There is still an ISIS dimension to this rationale, in that the group, while it had its mini-state, gained some revenue from the exploitation of oilfields under its control. But to do that it needed the mini-state. Any scenario in which ISIS once again exploits, rather than just damages, Syrian oilfields presupposes re-establishment of its territorial caliphate, which means the world would once again be facing a bigger and more general anti-ISIS task. In its current status as an insurgent movement and terrorist group rather than a mini-state, ISIS is in no position to exploit the oil, except perhaps in an extremely small way, in the manner of Nigerian banditry, by surreptitiously tapping into a pipeline.
This leaves open the question of what the Trump administration intends to do with the oil that it has “secured” through military occupation. That, in turn, raises disturbing questions of whether the United States is engaging, contrary to international law, in wartime pillaging of Syria’s oil.
But there is another disturbing implication that deserves attention especially because of how big a deal Trump is attempting to make of the blows against ISIS and how they supposedly have made the world “much safer”. From a counterterrorist perspective, taking possession of oil resources is one of the worst possible rationales for justifying a U.S. military presence in a foreign country.
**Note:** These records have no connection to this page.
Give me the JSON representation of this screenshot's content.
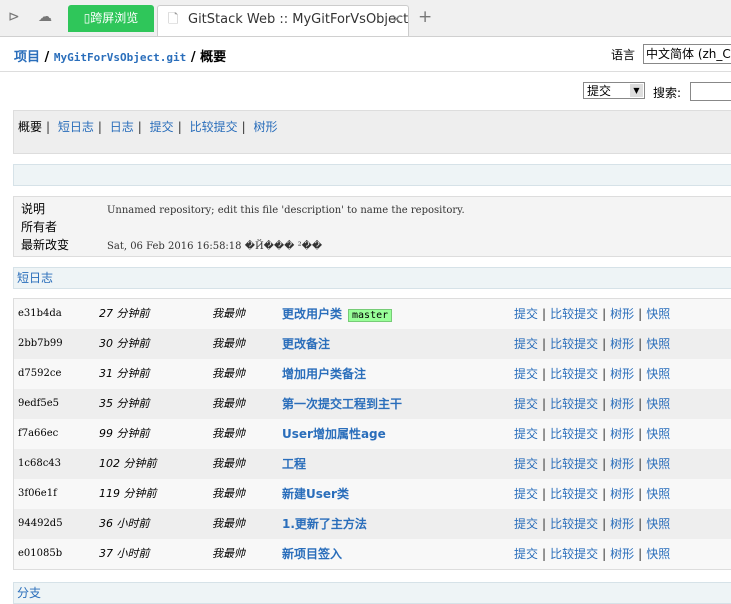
{
  "browser": {
    "green_tab": "跨屏浏览",
    "tab_title": "GitStack Web :: MyGitForVsObject.git",
    "close": "×",
    "new_tab": "+"
  },
  "breadcrumb": {
    "root": "项目",
    "repo": "MyGitForVsObject.git",
    "current": "概要",
    "sep": "/"
  },
  "language": {
    "label": "语言",
    "value": "中文简体 (zh_CN)"
  },
  "search": {
    "type": "提交",
    "label": "搜索:",
    "value": ""
  },
  "nav": [
    "概要",
    "短日志",
    "日志",
    "提交",
    "比较提交",
    "树形"
  ],
  "info": [
    {
      "key": "说明",
      "value": "Unnamed repository; edit this file 'description' to name the repository."
    },
    {
      "key": "所有者",
      "value": ""
    },
    {
      "key": "最新改变",
      "value": "Sat, 06 Feb 2016 16:58:18 �Й���  ²��"
    }
  ],
  "shortlog_title": "短日志",
  "link_labels": [
    "提交",
    "比较提交",
    "树形",
    "快照"
  ],
  "commits": [
    {
      "hash": "e31b4da",
      "age": "27 分钟前",
      "author": "我最帅",
      "message": "更改用户类",
      "badge": "master"
    },
    {
      "hash": "2bb7b99",
      "age": "30 分钟前",
      "author": "我最帅",
      "message": "更改备注"
    },
    {
      "hash": "d7592ce",
      "age": "31 分钟前",
      "author": "我最帅",
      "message": "增加用户类备注"
    },
    {
      "hash": "9edf5e5",
      "age": "35 分钟前",
      "author": "我最帅",
      "message": "第一次提交工程到主干"
    },
    {
      "hash": "f7a66ec",
      "age": "99 分钟前",
      "author": "我最帅",
      "message": "User增加属性age"
    },
    {
      "hash": "1c68c43",
      "age": "102 分钟前",
      "author": "我最帅",
      "message": "工程"
    },
    {
      "hash": "3f06e1f",
      "age": "119 分钟前",
      "author": "我最帅",
      "message": "新建User类"
    },
    {
      "hash": "94492d5",
      "age": "36 小时前",
      "author": "我最帅",
      "message": "1.更新了主方法"
    },
    {
      "hash": "e01085b",
      "age": "37 小时前",
      "author": "我最帅",
      "message": "新项目签入"
    }
  ],
  "branches_title": "分支"
}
And in his Sunday morning performance, Trump couched the subject in one of the worst possible ways.
A prominent and longstanding theme in the ideology and propaganda of terrorist groups rooted in the Arab Muslim world—including al-Qaeda and ISIS—is that the United States and the West are out to plunder the resources of Muslims. Such groups violently oppose U.S. troops in Muslim countries partly because they are seen as furthering the plundering mission. Osama bin Laden repeatedly returned to this theme. In a 2004 audio recording, for example, bin Laden stated that "the biggest reason for our enemies’ control over our lands is to steal our oil." Bin Laden’s successor, Ayman al-Zawahiri, in a 2005 video called on his followers to "focus their attacks on the stolen oil of the Muslims…This is the greatest theft in the history of humanity. The enemies of Islam are consuming this vital resource with unparalleled greed.” The terrorists’ focus on oil has raised concerns about terrorist attacks on oil facilities, but the idea of stealing resources that rightfully belong to Muslims has motivated attacks on the United States wherever such attacks can be staged.
Trump’s Sunday appearance before the press played right into this theme. Referring back to the Iraq War, Trump described as his own view at the time that if the United States was going into Iraq, it should “keep the oil.” As for Syria’s oil, he said it can help the Kurds but “it can help us because we should be able to take some also. And what I intend to do, perhaps, is make a deal with an Exxon Mobil or one of our great companies to go in there and do it properly.” A propagandist for ISIS or al-Qaeda would hardly have written the script differently.
Even if there were any ISIS fighters who turn away from their cause in response to Trump’s probably embellished account of a “screaming, crying, whimpering” al-Baghdadi, there surely are many more who are energized by the evidence confirming what their leaders have always told them about U.S. plundering of Muslim resources. Trump’s priority, however, was not in speaking to them but instead, as always, to his political base.
Paul R. Pillar is Nonresident Senior Fellow at the Center for Security Studies at Georgetown University and Nonresident Senior Fellow in Foreign Policy at the Brookings Institution. He is a contributing editor to The National Interest.